(Extracted data entries)

►

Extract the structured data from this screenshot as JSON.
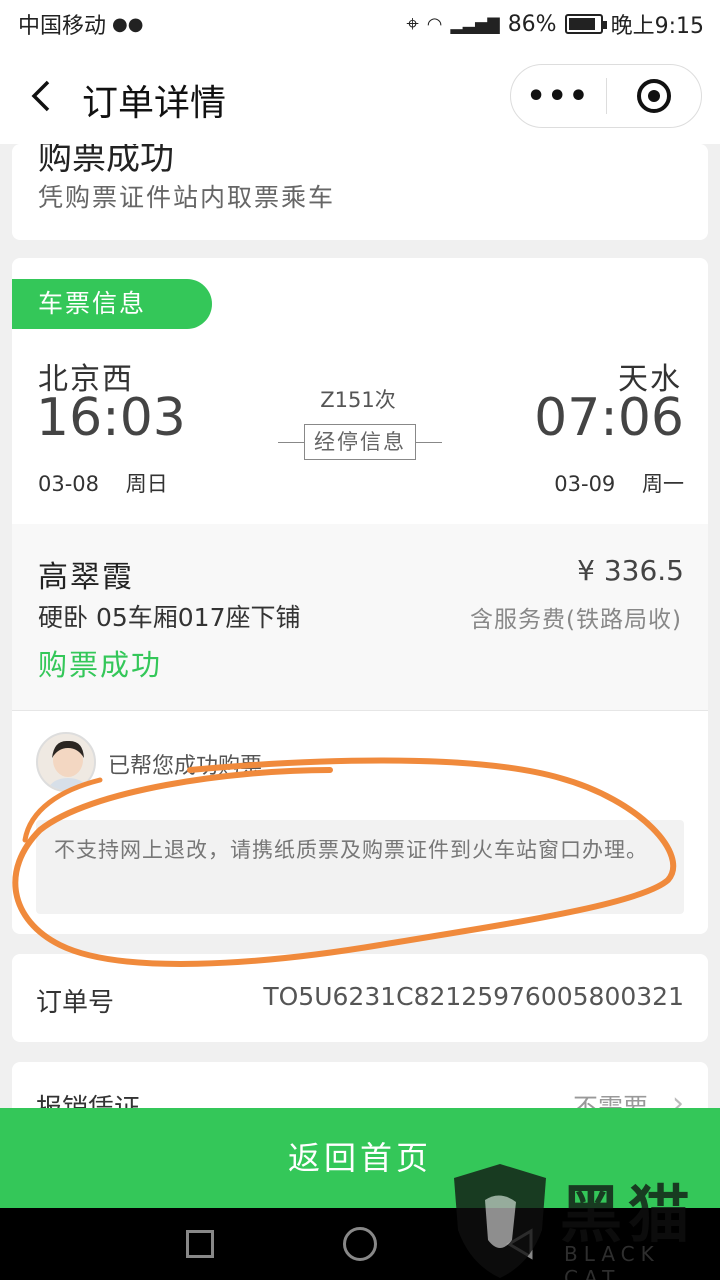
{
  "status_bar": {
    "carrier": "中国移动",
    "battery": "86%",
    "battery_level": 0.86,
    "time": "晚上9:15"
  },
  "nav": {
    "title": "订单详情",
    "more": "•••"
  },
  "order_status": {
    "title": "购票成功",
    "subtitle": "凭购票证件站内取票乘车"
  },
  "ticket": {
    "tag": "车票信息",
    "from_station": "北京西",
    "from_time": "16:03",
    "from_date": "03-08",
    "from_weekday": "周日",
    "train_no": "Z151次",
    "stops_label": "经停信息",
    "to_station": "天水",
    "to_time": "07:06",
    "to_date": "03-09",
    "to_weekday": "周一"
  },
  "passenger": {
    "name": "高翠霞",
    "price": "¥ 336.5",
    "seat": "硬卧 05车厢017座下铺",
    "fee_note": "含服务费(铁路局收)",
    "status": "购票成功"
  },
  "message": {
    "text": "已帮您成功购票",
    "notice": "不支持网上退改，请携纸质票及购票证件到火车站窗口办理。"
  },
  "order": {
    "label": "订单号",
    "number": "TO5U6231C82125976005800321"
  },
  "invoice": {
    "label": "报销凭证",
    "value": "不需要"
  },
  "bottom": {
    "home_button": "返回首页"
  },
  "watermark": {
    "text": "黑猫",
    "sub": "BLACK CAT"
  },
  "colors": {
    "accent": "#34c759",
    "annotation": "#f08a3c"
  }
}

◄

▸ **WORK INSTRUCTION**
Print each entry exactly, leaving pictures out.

▸ **SOLUTION FOR THIS TASK**
Extract the structured data from this screenshot as JSON.
{
  "status_bar": {
    "carrier": "中国移动",
    "battery": "86%",
    "battery_level": 0.86,
    "time": "晚上9:15"
  },
  "nav": {
    "title": "订单详情",
    "more": "•••"
  },
  "order_status": {
    "title": "购票成功",
    "subtitle": "凭购票证件站内取票乘车"
  },
  "ticket": {
    "tag": "车票信息",
    "from_station": "北京西",
    "from_time": "16:03",
    "from_date": "03-08",
    "from_weekday": "周日",
    "train_no": "Z151次",
    "stops_label": "经停信息",
    "to_station": "天水",
    "to_time": "07:06",
    "to_date": "03-09",
    "to_weekday": "周一"
  },
  "passenger": {
    "name": "高翠霞",
    "price": "¥ 336.5",
    "seat": "硬卧 05车厢017座下铺",
    "fee_note": "含服务费(铁路局收)",
    "status": "购票成功"
  },
  "message": {
    "text": "已帮您成功购票",
    "notice": "不支持网上退改，请携纸质票及购票证件到火车站窗口办理。"
  },
  "order": {
    "label": "订单号",
    "number": "TO5U6231C82125976005800321"
  },
  "invoice": {
    "label": "报销凭证",
    "value": "不需要"
  },
  "bottom": {
    "home_button": "返回首页"
  },
  "watermark": {
    "text": "黑猫",
    "sub": "BLACK CAT"
  },
  "colors": {
    "accent": "#34c759",
    "annotation": "#f08a3c"
  }
}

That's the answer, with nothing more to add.